June 18, 2013
Back in the Thirties and Forties, when promoting a new Frankenstein film, exhibitors used every trick in the ballyhoo book. Park an ambulance out front, have nurses patrol the lobby, send a man in a mask around the block. Then there was the Date With Frankenstein, a Dare You trick where, for a cash prize, a woman was challenged to sit alone through a midnight showing of the latest scary picture. The gag was promoted in newspapers or radio, a drawing was held and, with a little luck, the event would make the papers, good for free publicity for the movie and the local theater.

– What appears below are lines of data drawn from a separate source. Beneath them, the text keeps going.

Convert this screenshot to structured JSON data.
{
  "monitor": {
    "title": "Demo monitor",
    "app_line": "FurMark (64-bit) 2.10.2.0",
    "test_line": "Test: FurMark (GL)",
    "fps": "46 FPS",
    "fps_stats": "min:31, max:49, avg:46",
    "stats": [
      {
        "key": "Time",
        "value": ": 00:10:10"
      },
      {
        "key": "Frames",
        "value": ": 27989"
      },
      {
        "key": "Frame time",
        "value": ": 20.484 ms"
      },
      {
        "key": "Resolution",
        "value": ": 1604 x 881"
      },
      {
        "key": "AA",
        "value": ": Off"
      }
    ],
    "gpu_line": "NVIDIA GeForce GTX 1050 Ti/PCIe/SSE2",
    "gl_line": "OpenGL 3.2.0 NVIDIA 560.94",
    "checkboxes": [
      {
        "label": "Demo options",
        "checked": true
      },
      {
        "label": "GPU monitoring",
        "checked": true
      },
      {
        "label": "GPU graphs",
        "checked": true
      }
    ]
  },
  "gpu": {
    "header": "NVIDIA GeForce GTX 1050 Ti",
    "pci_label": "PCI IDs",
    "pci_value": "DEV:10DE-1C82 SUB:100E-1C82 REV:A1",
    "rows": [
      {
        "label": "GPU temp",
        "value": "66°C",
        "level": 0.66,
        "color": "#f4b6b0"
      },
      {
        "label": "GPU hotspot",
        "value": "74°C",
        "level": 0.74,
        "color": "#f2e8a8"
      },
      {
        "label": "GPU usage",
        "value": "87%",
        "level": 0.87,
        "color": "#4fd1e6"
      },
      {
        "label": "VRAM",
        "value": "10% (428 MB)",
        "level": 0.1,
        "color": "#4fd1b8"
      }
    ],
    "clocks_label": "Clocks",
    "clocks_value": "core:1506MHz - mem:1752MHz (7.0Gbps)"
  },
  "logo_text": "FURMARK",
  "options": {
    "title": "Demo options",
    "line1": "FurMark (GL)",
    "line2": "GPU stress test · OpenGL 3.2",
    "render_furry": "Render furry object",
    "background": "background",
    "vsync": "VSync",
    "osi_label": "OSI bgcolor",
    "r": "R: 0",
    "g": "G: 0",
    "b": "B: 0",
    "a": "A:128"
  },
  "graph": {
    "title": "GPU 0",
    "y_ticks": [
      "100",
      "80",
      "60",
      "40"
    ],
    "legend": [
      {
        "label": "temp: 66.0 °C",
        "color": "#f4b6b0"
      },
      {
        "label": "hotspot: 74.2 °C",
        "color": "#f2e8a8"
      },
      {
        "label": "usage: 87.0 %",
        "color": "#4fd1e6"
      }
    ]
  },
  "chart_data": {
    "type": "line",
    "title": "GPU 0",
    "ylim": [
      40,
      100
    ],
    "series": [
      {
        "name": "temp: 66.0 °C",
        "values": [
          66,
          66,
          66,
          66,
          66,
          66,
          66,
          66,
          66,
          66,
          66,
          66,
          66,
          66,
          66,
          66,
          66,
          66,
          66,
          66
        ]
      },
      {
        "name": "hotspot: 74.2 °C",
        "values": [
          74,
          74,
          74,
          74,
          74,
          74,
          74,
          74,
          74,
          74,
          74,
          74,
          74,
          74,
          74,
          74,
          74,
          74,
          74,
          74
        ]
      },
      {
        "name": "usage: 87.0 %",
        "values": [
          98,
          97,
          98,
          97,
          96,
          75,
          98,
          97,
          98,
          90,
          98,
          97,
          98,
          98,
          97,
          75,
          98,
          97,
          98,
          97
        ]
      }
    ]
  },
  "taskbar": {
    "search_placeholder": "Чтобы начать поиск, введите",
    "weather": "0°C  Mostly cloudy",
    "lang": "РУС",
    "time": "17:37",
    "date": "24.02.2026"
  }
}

“Creepy business,” reported the Pittsburgh Press on January 1939, running a photo of Miss Martha Schwall of 3303 Christy Street, a good sport picked among 350 volunteers, seen reacting to “Son of Frankenstein which stars those two proponents of horror, Boris Karloff and Bela Lugosi”. Miss Schwall claimed she had no fear of Frankenstein “or any other monster — as long as it was on the screen”. The reporter suggested that “maybe her slight evidence of fear is traceable to the photographer’s flash.”

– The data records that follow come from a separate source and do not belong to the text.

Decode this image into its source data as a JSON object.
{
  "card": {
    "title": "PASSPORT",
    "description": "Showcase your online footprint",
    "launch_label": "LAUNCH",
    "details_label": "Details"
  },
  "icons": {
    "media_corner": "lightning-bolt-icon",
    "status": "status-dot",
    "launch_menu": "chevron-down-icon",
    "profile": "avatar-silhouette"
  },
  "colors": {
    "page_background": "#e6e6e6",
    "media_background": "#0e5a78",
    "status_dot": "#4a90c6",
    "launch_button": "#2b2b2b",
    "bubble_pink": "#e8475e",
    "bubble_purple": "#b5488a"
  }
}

Under the title Brave Woman, an April 1943 issue of Life magazine showed Margaret McHale sitting alone, dead center in the cavernous Fox Theater of St. Louis, waiting for Frankenstein Meets the Wolf Man to unspool. “If Frankenstein and the Wolfman were here in person it wouldn’t make a difference to me,” she declared. “You could get Dracula and the Werewolf of London, too, and I’d sit down with them and we’d have a good poker game. I’m not squeamish and I like to play poker.”

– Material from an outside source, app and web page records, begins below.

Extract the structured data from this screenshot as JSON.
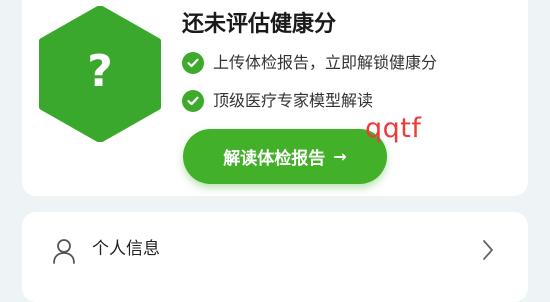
{
  "health_card": {
    "title": "还未评估健康分",
    "hex_mark": "?",
    "features": [
      "上传体检报告，立即解锁健康分",
      "顶级医疗专家模型解读"
    ],
    "cta_label": "解读体检报告",
    "cta_arrow": "→",
    "watermark": "qqtf"
  },
  "profile_row": {
    "label": "个人信息",
    "icon": "person-icon",
    "chevron": "chevron-right-icon"
  },
  "colors": {
    "accent_green": "#43b02a",
    "hexagon_green": "#3aa82c",
    "watermark_red": "#f03a3a",
    "background": "#eef3f5"
  }
}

Ms McHale earned a $25 War Bond and Universal scored priceless exposure in a national magazine.